Kilcrease previously served as a deputy assistant U.S. trade representative (USTR), overseeing the development, negotiation, and coordination of U.S. foreign investment policy. She served as the senior career staffer leading USTR’s work on the Committee on Foreign Investment in the United States (CFIUS) and coordinated USTR’s policy engagement on related national security and economic tools, including export controls and supply chain risk management. She played a lead role in drafting CFIUS reform regulations, with a focus on transactions involving critical technology and sensitive personal data. She was involved in the negotiation and enforcement of the Phase One Agreement with China, trilateral work with the EU and Japan to counter unfair Chinese trade practices, and the initial negotiations for a free trade agreement with the United Kingdom.
Previously, Kilcrease served on the National Security Council (NSC) as a director for international trade, investment, and development. She focused on reforming U.S. development finance authorities and launched the interagency effort that resulted in the BUILD Act, as well as coordinating policy on women’s economic empowerment. Prior to the NSC, she served at the Department of Commerce overseeing the department’s CFIUS work. She began her government service at the Department of Interior working on trade and environment policy.
Kilcrease’s commentary has been cited by major national press outlets, including The New York Times, The Wall Street Journal, Financial Times, Reuters, NPR, and ABC News.
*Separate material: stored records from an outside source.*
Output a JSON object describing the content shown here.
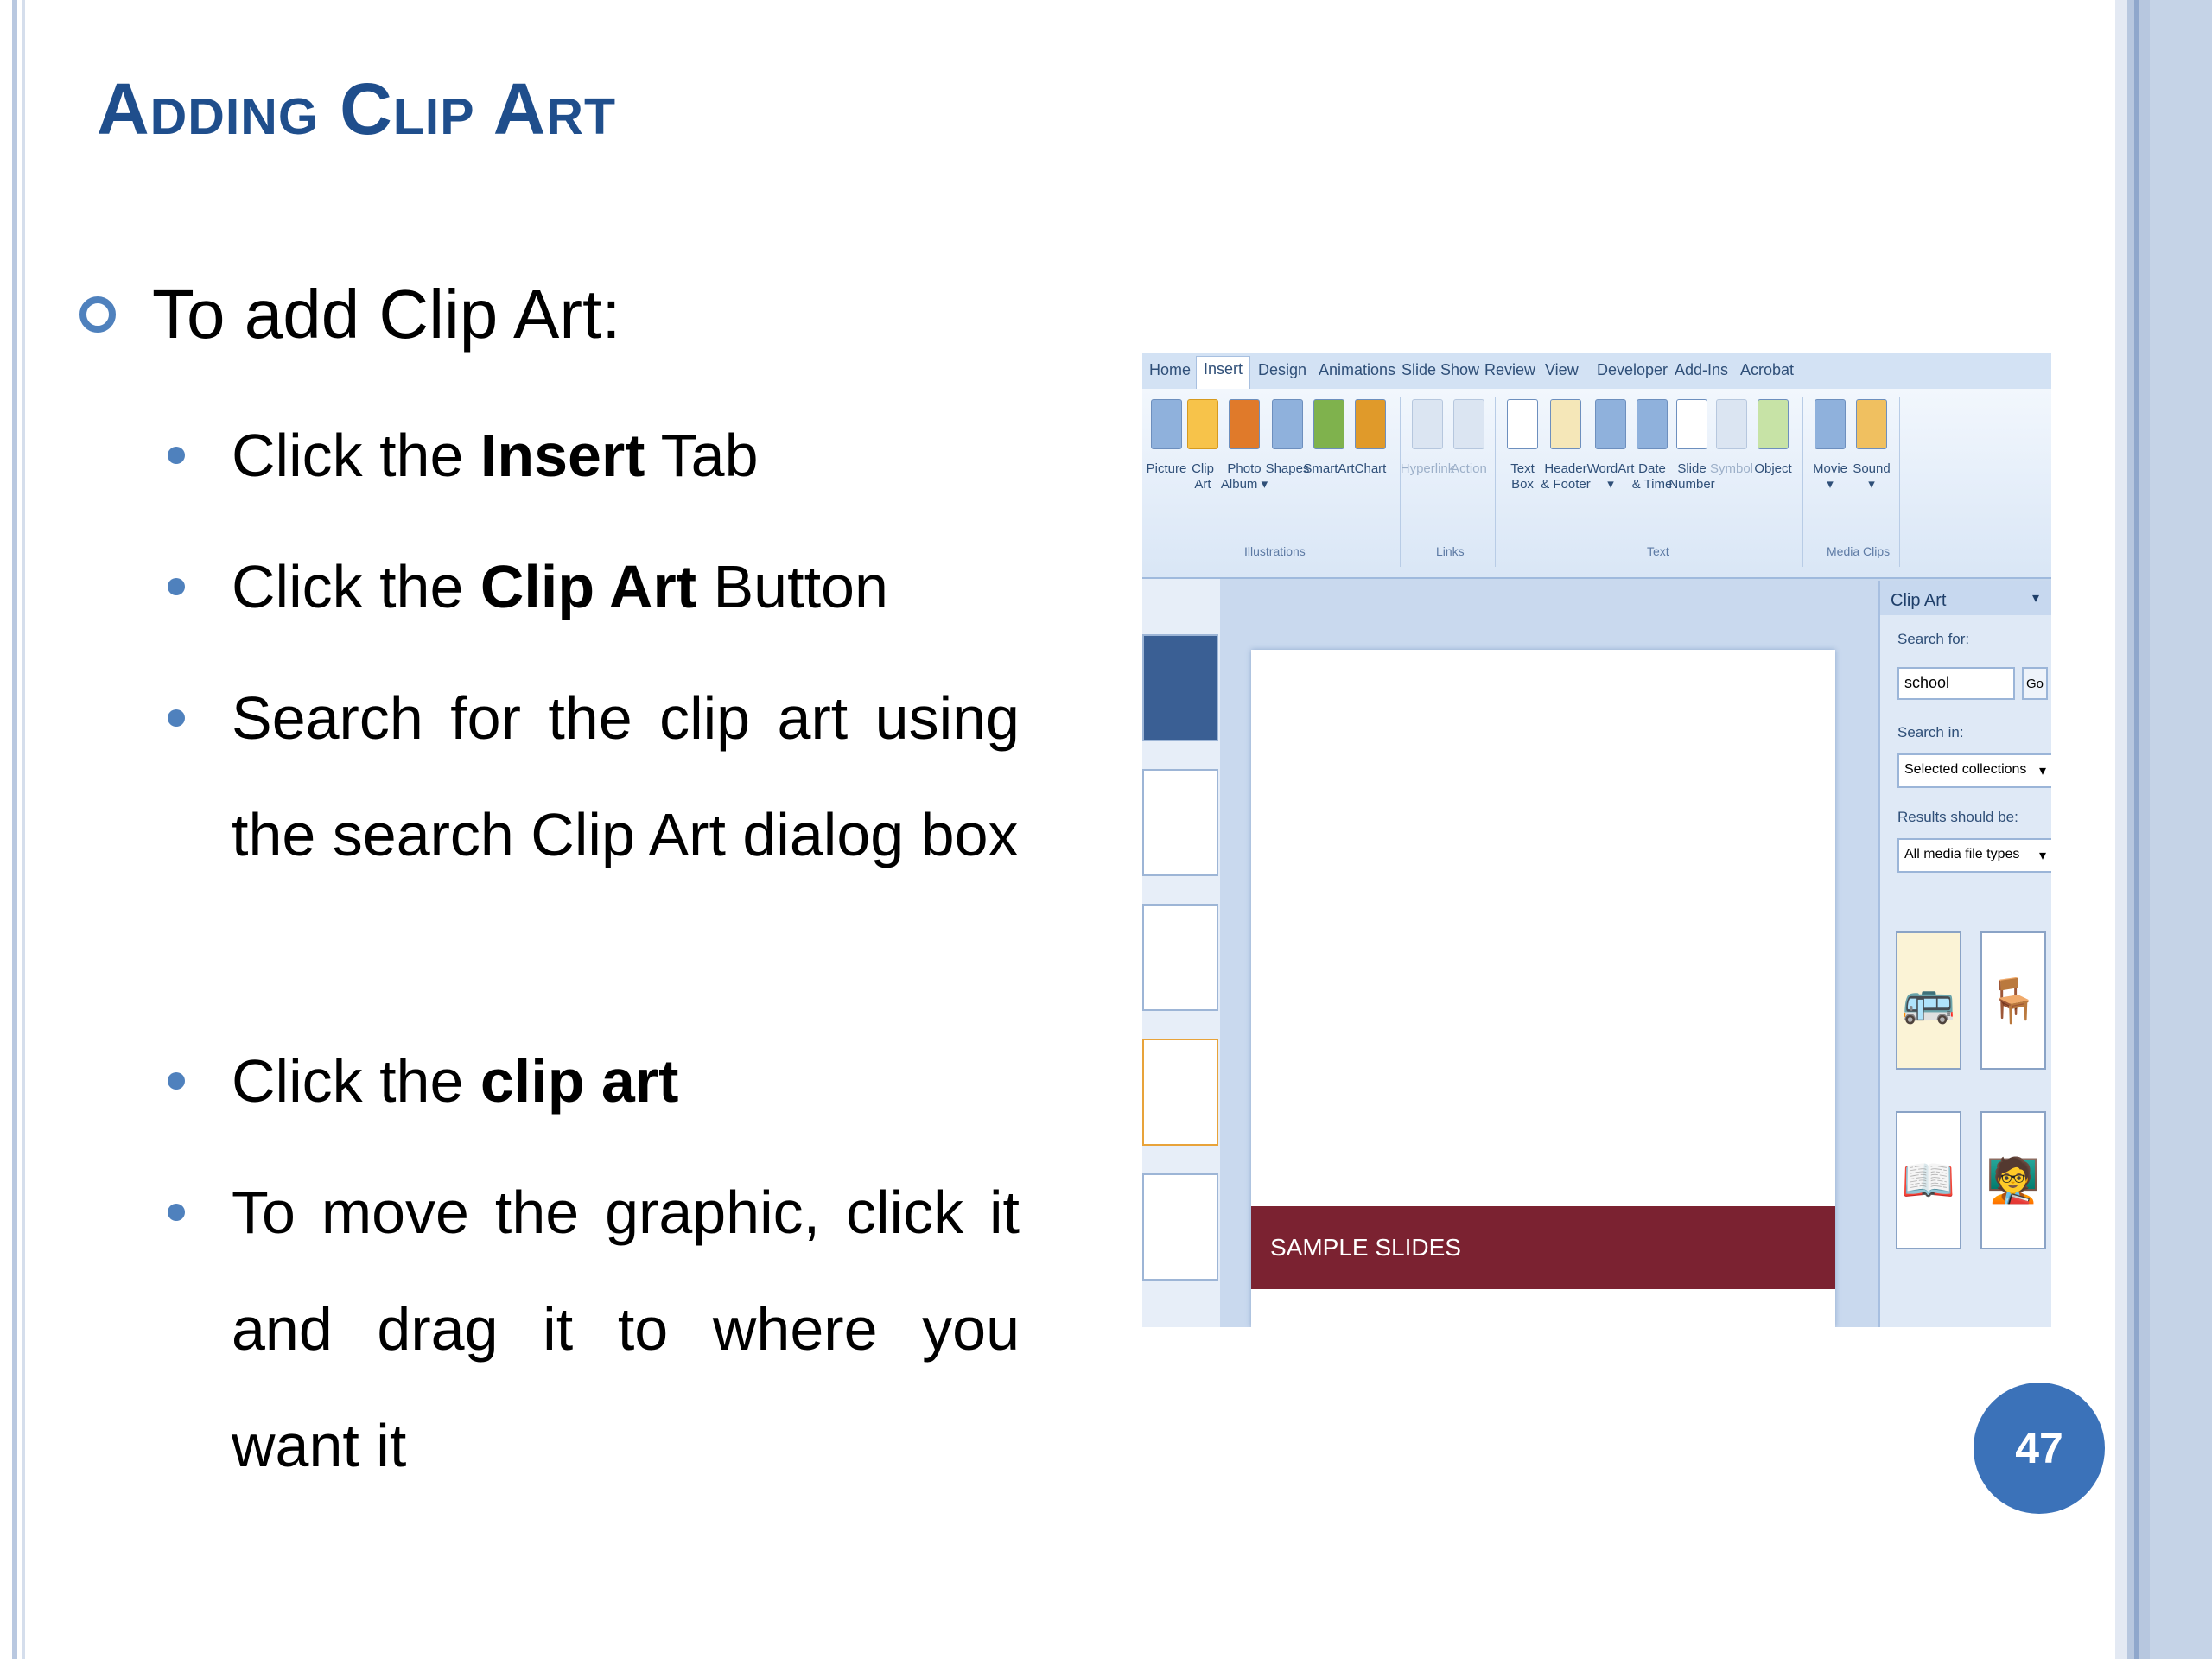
{
  "slide": {
    "title": "Adding Clip Art",
    "main_bullet": "To add Clip Art:",
    "steps": [
      {
        "pre": "Click the ",
        "bold": "Insert",
        "post": " Tab"
      },
      {
        "pre": "Click the ",
        "bold": "Clip Art",
        "post": " Button"
      },
      {
        "pre": "Search for the clip art using the search Clip Art dialog box",
        "bold": "",
        "post": ""
      },
      {
        "pre": "Click the ",
        "bold": "clip art",
        "post": ""
      },
      {
        "pre": "To move the graphic, click it and drag it to where you want it",
        "bold": "",
        "post": ""
      }
    ],
    "page_number": "47"
  },
  "screenshot": {
    "tabs": [
      "Home",
      "Insert",
      "Design",
      "Animations",
      "Slide Show",
      "Review",
      "View",
      "Developer",
      "Add-Ins",
      "Acrobat"
    ],
    "active_tab": "Insert",
    "ribbon_buttons": [
      {
        "label": "Picture"
      },
      {
        "label": "Clip\nArt"
      },
      {
        "label": "Photo\nAlbum ▾"
      },
      {
        "label": "Shapes"
      },
      {
        "label": "SmartArt"
      },
      {
        "label": "Chart"
      },
      {
        "label": "Hyperlink"
      },
      {
        "label": "Action"
      },
      {
        "label": "Text\nBox"
      },
      {
        "label": "Header\n& Footer"
      },
      {
        "label": "WordArt\n▾"
      },
      {
        "label": "Date\n& Time"
      },
      {
        "label": "Slide\nNumber"
      },
      {
        "label": "Symbol"
      },
      {
        "label": "Object"
      },
      {
        "label": "Movie\n▾"
      },
      {
        "label": "Sound\n▾"
      }
    ],
    "groups": [
      "Illustrations",
      "Links",
      "Text",
      "Media Clips"
    ],
    "slide_footer": "SAMPLE SLIDES",
    "clip_art_pane": {
      "title": "Clip Art",
      "search_for_label": "Search for:",
      "search_value": "school",
      "go_label": "Go",
      "search_in_label": "Search in:",
      "search_in_value": "Selected collections",
      "results_label": "Results should be:",
      "results_value": "All media file types",
      "results": [
        "school-bus-icon",
        "desk-icon",
        "reading-icon",
        "teacher-icon"
      ]
    }
  },
  "colors": {
    "title": "#1f4e8c",
    "bullet": "#4f81bd",
    "page_badge": "#3b72b9",
    "slide_bar": "#7b2231"
  }
}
She has testified on coercive economic statecraft before the U.S.-China Economic and Security Review Commission.
Kilcrease received her MA in international relations, with a concentration in international development and economics, from the Johns Hopkins School of Advanced International Studies. She received her BA in government from Georgetown University.